**Task to carry out:** Give the entries again, precisely as they were written.

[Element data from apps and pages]
== Segment start ==

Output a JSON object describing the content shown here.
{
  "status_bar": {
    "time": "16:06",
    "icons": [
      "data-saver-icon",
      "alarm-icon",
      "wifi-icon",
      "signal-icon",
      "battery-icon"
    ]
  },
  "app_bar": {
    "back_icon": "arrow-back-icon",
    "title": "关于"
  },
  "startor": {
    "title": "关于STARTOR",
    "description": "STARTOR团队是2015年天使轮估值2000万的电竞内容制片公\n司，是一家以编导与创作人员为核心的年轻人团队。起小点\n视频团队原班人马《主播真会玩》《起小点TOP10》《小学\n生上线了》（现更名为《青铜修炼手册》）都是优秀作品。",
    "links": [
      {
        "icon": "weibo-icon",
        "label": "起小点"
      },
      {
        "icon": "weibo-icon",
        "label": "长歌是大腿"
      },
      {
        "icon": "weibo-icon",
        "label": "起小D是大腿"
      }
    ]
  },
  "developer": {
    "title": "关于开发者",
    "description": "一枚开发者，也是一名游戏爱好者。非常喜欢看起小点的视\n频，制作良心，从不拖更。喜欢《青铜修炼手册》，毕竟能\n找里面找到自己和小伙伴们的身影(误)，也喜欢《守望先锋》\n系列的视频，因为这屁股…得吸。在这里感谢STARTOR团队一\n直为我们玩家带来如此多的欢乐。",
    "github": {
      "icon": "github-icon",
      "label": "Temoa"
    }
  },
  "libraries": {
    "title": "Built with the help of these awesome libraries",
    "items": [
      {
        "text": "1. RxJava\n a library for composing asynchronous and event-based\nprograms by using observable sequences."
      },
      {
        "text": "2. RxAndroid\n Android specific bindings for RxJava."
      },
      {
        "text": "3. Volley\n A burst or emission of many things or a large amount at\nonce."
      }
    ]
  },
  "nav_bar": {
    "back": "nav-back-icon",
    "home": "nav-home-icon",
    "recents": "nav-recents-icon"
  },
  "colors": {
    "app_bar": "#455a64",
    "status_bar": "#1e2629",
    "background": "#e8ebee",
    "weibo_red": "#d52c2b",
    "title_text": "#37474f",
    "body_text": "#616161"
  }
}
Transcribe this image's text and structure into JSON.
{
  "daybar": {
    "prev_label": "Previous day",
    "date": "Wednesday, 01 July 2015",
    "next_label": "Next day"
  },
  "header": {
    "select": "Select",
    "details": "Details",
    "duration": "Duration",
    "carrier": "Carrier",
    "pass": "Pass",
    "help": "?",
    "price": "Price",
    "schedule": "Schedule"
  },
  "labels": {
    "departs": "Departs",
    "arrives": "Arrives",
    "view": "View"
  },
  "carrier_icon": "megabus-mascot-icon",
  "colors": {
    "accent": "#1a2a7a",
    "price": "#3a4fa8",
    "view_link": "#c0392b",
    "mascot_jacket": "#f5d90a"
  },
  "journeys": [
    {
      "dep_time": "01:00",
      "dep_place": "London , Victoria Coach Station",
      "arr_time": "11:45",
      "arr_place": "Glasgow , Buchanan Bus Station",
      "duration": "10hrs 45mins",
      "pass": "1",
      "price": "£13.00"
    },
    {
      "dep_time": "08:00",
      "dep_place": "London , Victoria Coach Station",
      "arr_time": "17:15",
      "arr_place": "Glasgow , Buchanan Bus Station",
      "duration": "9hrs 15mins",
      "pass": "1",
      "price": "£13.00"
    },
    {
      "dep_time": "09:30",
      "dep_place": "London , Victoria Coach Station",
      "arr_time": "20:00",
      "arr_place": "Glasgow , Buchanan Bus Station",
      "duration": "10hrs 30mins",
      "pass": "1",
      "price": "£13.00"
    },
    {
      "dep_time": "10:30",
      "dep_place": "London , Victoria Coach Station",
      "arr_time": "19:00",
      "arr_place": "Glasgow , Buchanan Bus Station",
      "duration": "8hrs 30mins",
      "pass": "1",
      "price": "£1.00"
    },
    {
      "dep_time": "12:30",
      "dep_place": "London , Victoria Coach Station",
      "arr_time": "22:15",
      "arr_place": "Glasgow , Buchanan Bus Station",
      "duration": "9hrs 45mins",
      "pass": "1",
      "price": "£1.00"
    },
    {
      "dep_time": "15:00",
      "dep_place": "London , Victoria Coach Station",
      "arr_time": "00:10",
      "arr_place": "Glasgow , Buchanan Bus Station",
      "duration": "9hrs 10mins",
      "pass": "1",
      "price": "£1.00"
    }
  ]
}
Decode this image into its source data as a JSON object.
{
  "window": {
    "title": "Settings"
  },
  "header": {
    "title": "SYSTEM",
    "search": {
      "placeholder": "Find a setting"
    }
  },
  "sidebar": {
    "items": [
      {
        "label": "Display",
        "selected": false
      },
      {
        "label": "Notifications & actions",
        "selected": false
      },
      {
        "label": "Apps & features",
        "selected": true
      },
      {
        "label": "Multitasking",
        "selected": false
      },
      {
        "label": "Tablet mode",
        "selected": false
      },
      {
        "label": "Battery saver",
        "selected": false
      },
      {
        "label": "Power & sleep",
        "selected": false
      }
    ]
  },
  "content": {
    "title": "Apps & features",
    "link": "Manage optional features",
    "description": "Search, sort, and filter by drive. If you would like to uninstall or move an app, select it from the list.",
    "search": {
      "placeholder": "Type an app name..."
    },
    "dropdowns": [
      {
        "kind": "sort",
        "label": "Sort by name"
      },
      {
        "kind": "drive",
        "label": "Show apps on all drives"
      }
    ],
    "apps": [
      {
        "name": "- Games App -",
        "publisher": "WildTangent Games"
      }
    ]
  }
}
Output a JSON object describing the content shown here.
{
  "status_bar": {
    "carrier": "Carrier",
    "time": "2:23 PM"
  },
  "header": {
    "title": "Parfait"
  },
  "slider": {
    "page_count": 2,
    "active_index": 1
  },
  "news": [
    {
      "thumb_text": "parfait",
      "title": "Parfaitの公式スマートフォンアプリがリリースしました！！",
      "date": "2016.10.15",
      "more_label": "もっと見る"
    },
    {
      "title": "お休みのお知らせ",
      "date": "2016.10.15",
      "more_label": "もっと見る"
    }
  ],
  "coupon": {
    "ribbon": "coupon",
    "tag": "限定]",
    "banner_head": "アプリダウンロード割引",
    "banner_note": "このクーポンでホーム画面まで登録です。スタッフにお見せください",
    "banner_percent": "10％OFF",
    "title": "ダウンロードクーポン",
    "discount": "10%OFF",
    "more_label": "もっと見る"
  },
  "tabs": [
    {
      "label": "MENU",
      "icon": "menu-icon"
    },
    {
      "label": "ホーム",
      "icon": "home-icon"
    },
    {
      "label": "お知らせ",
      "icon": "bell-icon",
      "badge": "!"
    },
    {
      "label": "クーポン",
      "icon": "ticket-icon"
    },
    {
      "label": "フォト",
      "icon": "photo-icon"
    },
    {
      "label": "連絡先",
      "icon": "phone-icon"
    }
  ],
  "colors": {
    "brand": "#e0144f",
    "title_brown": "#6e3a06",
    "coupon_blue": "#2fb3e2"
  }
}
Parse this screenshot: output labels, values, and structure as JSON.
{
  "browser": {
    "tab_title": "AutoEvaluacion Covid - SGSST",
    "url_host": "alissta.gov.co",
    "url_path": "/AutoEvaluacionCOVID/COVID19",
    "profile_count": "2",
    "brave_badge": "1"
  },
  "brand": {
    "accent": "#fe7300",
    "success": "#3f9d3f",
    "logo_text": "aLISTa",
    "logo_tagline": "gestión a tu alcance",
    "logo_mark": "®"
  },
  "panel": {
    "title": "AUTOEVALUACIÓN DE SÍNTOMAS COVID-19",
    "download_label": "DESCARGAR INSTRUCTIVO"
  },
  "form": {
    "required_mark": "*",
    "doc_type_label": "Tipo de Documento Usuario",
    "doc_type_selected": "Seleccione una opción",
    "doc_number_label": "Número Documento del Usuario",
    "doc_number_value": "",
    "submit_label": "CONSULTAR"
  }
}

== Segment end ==

**Your response:**
Output a JSON object describing the content shown here.
{
  "status_bar": {
    "time": "16:06",
    "icons": [
      "data-saver-icon",
      "alarm-icon",
      "wifi-icon",
      "signal-icon",
      "battery-icon"
    ]
  },
  "app_bar": {
    "back_icon": "arrow-back-icon",
    "title": "关于"
  },
  "startor": {
    "title": "关于STARTOR",
    "description": "STARTOR团队是2015年天使轮估值2000万的电竞内容制片公\n司，是一家以编导与创作人员为核心的年轻人团队。起小点\n视频团队原班人马《主播真会玩》《起小点TOP10》《小学\n生上线了》（现更名为《青铜修炼手册》）都是优秀作品。",
    "links": [
      {
        "icon": "weibo-icon",
        "label": "起小点"
      },
      {
        "icon": "weibo-icon",
        "label": "长歌是大腿"
      },
      {
        "icon": "weibo-icon",
        "label": "起小D是大腿"
      }
    ]
  },
  "developer": {
    "title": "关于开发者",
    "description": "一枚开发者，也是一名游戏爱好者。非常喜欢看起小点的视\n频，制作良心，从不拖更。喜欢《青铜修炼手册》，毕竟能\n找里面找到自己和小伙伴们的身影(误)，也喜欢《守望先锋》\n系列的视频，因为这屁股…得吸。在这里感谢STARTOR团队一\n直为我们玩家带来如此多的欢乐。",
    "github": {
      "icon": "github-icon",
      "label": "Temoa"
    }
  },
  "libraries": {
    "title": "Built with the help of these awesome libraries",
    "items": [
      {
        "text": "1. RxJava\n a library for composing asynchronous and event-based\nprograms by using observable sequences."
      },
      {
        "text": "2. RxAndroid\n Android specific bindings for RxJava."
      },
      {
        "text": "3. Volley\n A burst or emission of many things or a large amount at\nonce."
      }
    ]
  },
  "nav_bar": {
    "back": "nav-back-icon",
    "home": "nav-home-icon",
    "recents": "nav-recents-icon"
  },
  "colors": {
    "app_bar": "#455a64",
    "status_bar": "#1e2629",
    "background": "#e8ebee",
    "weibo_red": "#d52c2b",
    "title_text": "#37474f",
    "body_text": "#616161"
  }
}
Transcribe this image's text and structure into JSON.
{
  "daybar": {
    "prev_label": "Previous day",
    "date": "Wednesday, 01 July 2015",
    "next_label": "Next day"
  },
  "header": {
    "select": "Select",
    "details": "Details",
    "duration": "Duration",
    "carrier": "Carrier",
    "pass": "Pass",
    "help": "?",
    "price": "Price",
    "schedule": "Schedule"
  },
  "labels": {
    "departs": "Departs",
    "arrives": "Arrives",
    "view": "View"
  },
  "carrier_icon": "megabus-mascot-icon",
  "colors": {
    "accent": "#1a2a7a",
    "price": "#3a4fa8",
    "view_link": "#c0392b",
    "mascot_jacket": "#f5d90a"
  },
  "journeys": [
    {
      "dep_time": "01:00",
      "dep_place": "London , Victoria Coach Station",
      "arr_time": "11:45",
      "arr_place": "Glasgow , Buchanan Bus Station",
      "duration": "10hrs 45mins",
      "pass": "1",
      "price": "£13.00"
    },
    {
      "dep_time": "08:00",
      "dep_place": "London , Victoria Coach Station",
      "arr_time": "17:15",
      "arr_place": "Glasgow , Buchanan Bus Station",
      "duration": "9hrs 15mins",
      "pass": "1",
      "price": "£13.00"
    },
    {
      "dep_time": "09:30",
      "dep_place": "London , Victoria Coach Station",
      "arr_time": "20:00",
      "arr_place": "Glasgow , Buchanan Bus Station",
      "duration": "10hrs 30mins",
      "pass": "1",
      "price": "£13.00"
    },
    {
      "dep_time": "10:30",
      "dep_place": "London , Victoria Coach Station",
      "arr_time": "19:00",
      "arr_place": "Glasgow , Buchanan Bus Station",
      "duration": "8hrs 30mins",
      "pass": "1",
      "price": "£1.00"
    },
    {
      "dep_time": "12:30",
      "dep_place": "London , Victoria Coach Station",
      "arr_time": "22:15",
      "arr_place": "Glasgow , Buchanan Bus Station",
      "duration": "9hrs 45mins",
      "pass": "1",
      "price": "£1.00"
    },
    {
      "dep_time": "15:00",
      "dep_place": "London , Victoria Coach Station",
      "arr_time": "00:10",
      "arr_place": "Glasgow , Buchanan Bus Station",
      "duration": "9hrs 10mins",
      "pass": "1",
      "price": "£1.00"
    }
  ]
}
Decode this image into its source data as a JSON object.
{
  "window": {
    "title": "Settings"
  },
  "header": {
    "title": "SYSTEM",
    "search": {
      "placeholder": "Find a setting"
    }
  },
  "sidebar": {
    "items": [
      {
        "label": "Display",
        "selected": false
      },
      {
        "label": "Notifications & actions",
        "selected": false
      },
      {
        "label": "Apps & features",
        "selected": true
      },
      {
        "label": "Multitasking",
        "selected": false
      },
      {
        "label": "Tablet mode",
        "selected": false
      },
      {
        "label": "Battery saver",
        "selected": false
      },
      {
        "label": "Power & sleep",
        "selected": false
      }
    ]
  },
  "content": {
    "title": "Apps & features",
    "link": "Manage optional features",
    "description": "Search, sort, and filter by drive. If you would like to uninstall or move an app, select it from the list.",
    "search": {
      "placeholder": "Type an app name..."
    },
    "dropdowns": [
      {
        "kind": "sort",
        "label": "Sort by name"
      },
      {
        "kind": "drive",
        "label": "Show apps on all drives"
      }
    ],
    "apps": [
      {
        "name": "- Games App -",
        "publisher": "WildTangent Games"
      }
    ]
  }
}
Output a JSON object describing the content shown here.
{
  "status_bar": {
    "carrier": "Carrier",
    "time": "2:23 PM"
  },
  "header": {
    "title": "Parfait"
  },
  "slider": {
    "page_count": 2,
    "active_index": 1
  },
  "news": [
    {
      "thumb_text": "parfait",
      "title": "Parfaitの公式スマートフォンアプリがリリースしました！！",
      "date": "2016.10.15",
      "more_label": "もっと見る"
    },
    {
      "title": "お休みのお知らせ",
      "date": "2016.10.15",
      "more_label": "もっと見る"
    }
  ],
  "coupon": {
    "ribbon": "coupon",
    "tag": "限定]",
    "banner_head": "アプリダウンロード割引",
    "banner_note": "このクーポンでホーム画面まで登録です。スタッフにお見せください",
    "banner_percent": "10％OFF",
    "title": "ダウンロードクーポン",
    "discount": "10%OFF",
    "more_label": "もっと見る"
  },
  "tabs": [
    {
      "label": "MENU",
      "icon": "menu-icon"
    },
    {
      "label": "ホーム",
      "icon": "home-icon"
    },
    {
      "label": "お知らせ",
      "icon": "bell-icon",
      "badge": "!"
    },
    {
      "label": "クーポン",
      "icon": "ticket-icon"
    },
    {
      "label": "フォト",
      "icon": "photo-icon"
    },
    {
      "label": "連絡先",
      "icon": "phone-icon"
    }
  ],
  "colors": {
    "brand": "#e0144f",
    "title_brown": "#6e3a06",
    "coupon_blue": "#2fb3e2"
  }
}
Parse this screenshot: output labels, values, and structure as JSON.
{
  "browser": {
    "tab_title": "AutoEvaluacion Covid - SGSST",
    "url_host": "alissta.gov.co",
    "url_path": "/AutoEvaluacionCOVID/COVID19",
    "profile_count": "2",
    "brave_badge": "1"
  },
  "brand": {
    "accent": "#fe7300",
    "success": "#3f9d3f",
    "logo_text": "aLISTa",
    "logo_tagline": "gestión a tu alcance",
    "logo_mark": "®"
  },
  "panel": {
    "title": "AUTOEVALUACIÓN DE SÍNTOMAS COVID-19",
    "download_label": "DESCARGAR INSTRUCTIVO"
  },
  "form": {
    "required_mark": "*",
    "doc_type_label": "Tipo de Documento Usuario",
    "doc_type_selected": "Seleccione una opción",
    "doc_number_label": "Número Documento del Usuario",
    "doc_number_value": "",
    "submit_label": "CONSULTAR"
  }
}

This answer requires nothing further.